An intelligence memo leaked by one source has indicated that Venezuela made a remarkable request through a longtime crony of Kirchner: that Argentina's national security apparatus not interfere with the plane and its crew, saying the plane was under surveillance and needed to carry out a maintenance operation in Argentina.

While questions remain about the real mission of the cargo plane sitting in a Buenos Aires airfield, this much is clear: Iran is seeking to build up its military muscle in the Western Hemisphere. In August, Venezuela is hosting war games in the form of a sniper competition, with Iran, China, and Russia participating. The exercise is reportedly meant to telegraph that these militaries can reach the United States.

Mohsen Rabbani, cultural attaché at Iran's embassy in Argentina at the time of the AMIA bombing, continued to recruit and radicalize his followers.
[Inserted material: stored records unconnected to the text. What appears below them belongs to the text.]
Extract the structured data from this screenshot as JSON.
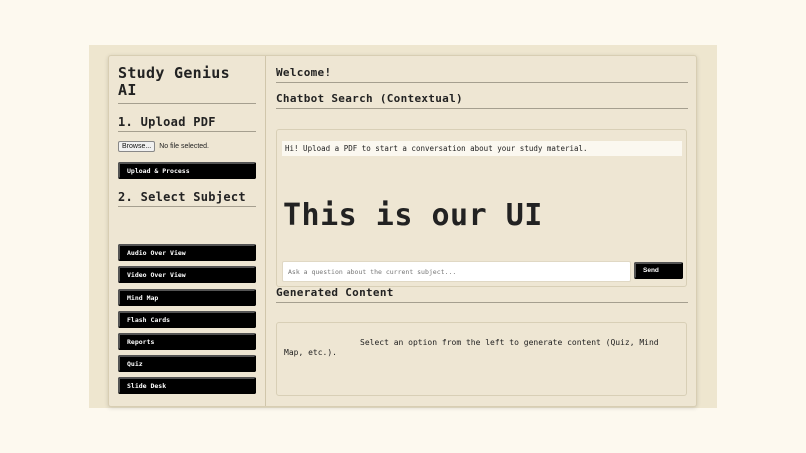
{
  "sidebar": {
    "app_title": "Study Genius AI",
    "upload_heading": "1. Upload PDF",
    "browse_label": "Browse...",
    "file_status": "No file selected.",
    "upload_button": "Upload & Process",
    "subject_heading": "2. Select Subject",
    "options": [
      "Audio Over View",
      "Video Over View",
      "Mind Map",
      "Flash Cards",
      "Reports",
      "Quiz",
      "Slide Desk"
    ]
  },
  "main": {
    "welcome": "Welcome!",
    "chat_heading": "Chatbot Search (Contextual)",
    "bot_message": "Hi! Upload a PDF to start a conversation about your study material.",
    "big_text": "This is our UI",
    "input_placeholder": "Ask a question about the current subject...",
    "send_label": "Send",
    "generated_heading": "Generated Content",
    "generated_placeholder": "Select an option from the left to generate content (Quiz, Mind Map, etc.)."
  }
}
While not charged in the case, U.S. court records state that Rabbani maintained contact with his recruit, Guyanese politician Abdul Kadir, who in 2010 was sentenced to life in prison for plotting to blow up fuel lines at New York's JFK airport. Had it not been foiled, it may have been more deadly than the terrorist attacks on 9/11.

After taking office last year, Iranian President Ebrahim Raisi ensured that having an AMIA-related red notice was career-positive. Raisi appointed Rezaei and Vahidi to serve in Raisi's cabinet, poking his finger in the eyes of world. Forty percent of Raisi's cabinet is sanctioned by the U.S. or the United Nations.

Iran is testing the world to see whether the passage of time has eroded its commitment to accountability. How can we ensure that these men, and Iran itself, are punished for these acts?

U.S. Secretary of State Tony Blinken said the Biden administration believes in "bringing to justice those suspected of complicity in the [AMIA] attack," and that he discussed cooperation with Argentina to do that. The administration needs to act, beginning with a push for enforcement of the INTERPOL red notices already intended to bring the AMIA attack suspects to justice.

The administration should ensure the red notices are extended when they come up for review in November 2022. While Argentina has filed the paperwork for their extension, Iran's extortion practices can derail this if not kept on track.

Additionally, the Biden administration must maintain and fully enforce the sanctions already in place. Though it ultimately held firm, the administration considered lifting sanctions during its recent nuclear negotiations. And there remains the risk the administration will weaken those sanctions without technically lifting them. It has already indicated it is poised to lift sanctions on banks and companies designated for terrorism, even while they are not designated for nuclear activities.

Successive administrations have successfully urged more than 20 countries to sanction Hezbollah as a terrorist organization. To its credit, Argentina took that action on the 25-year mark of the AMIA bombing and added those with AMIA-related INTERPOL red notices to their terrorism list.

Finally, make sure there are diplomatic and political consequences when Iran promotes their terrorists to senior government positions.

Iran is challenging us to see where our limits are. Terrorism should be a red line. Countering it should have no statute of limitations. Impunity of the kind we see today will breed more terrorism. The AMIA families, all Argentinians, and those committed to justice and our national security, deserve better.

Toby Dershowitz is Senior Vice President for Government Relations at the Foundation for Defense of Democracies, a nonpartisan think tank based in Washington, DC. Follow her on Twitter @tobydersh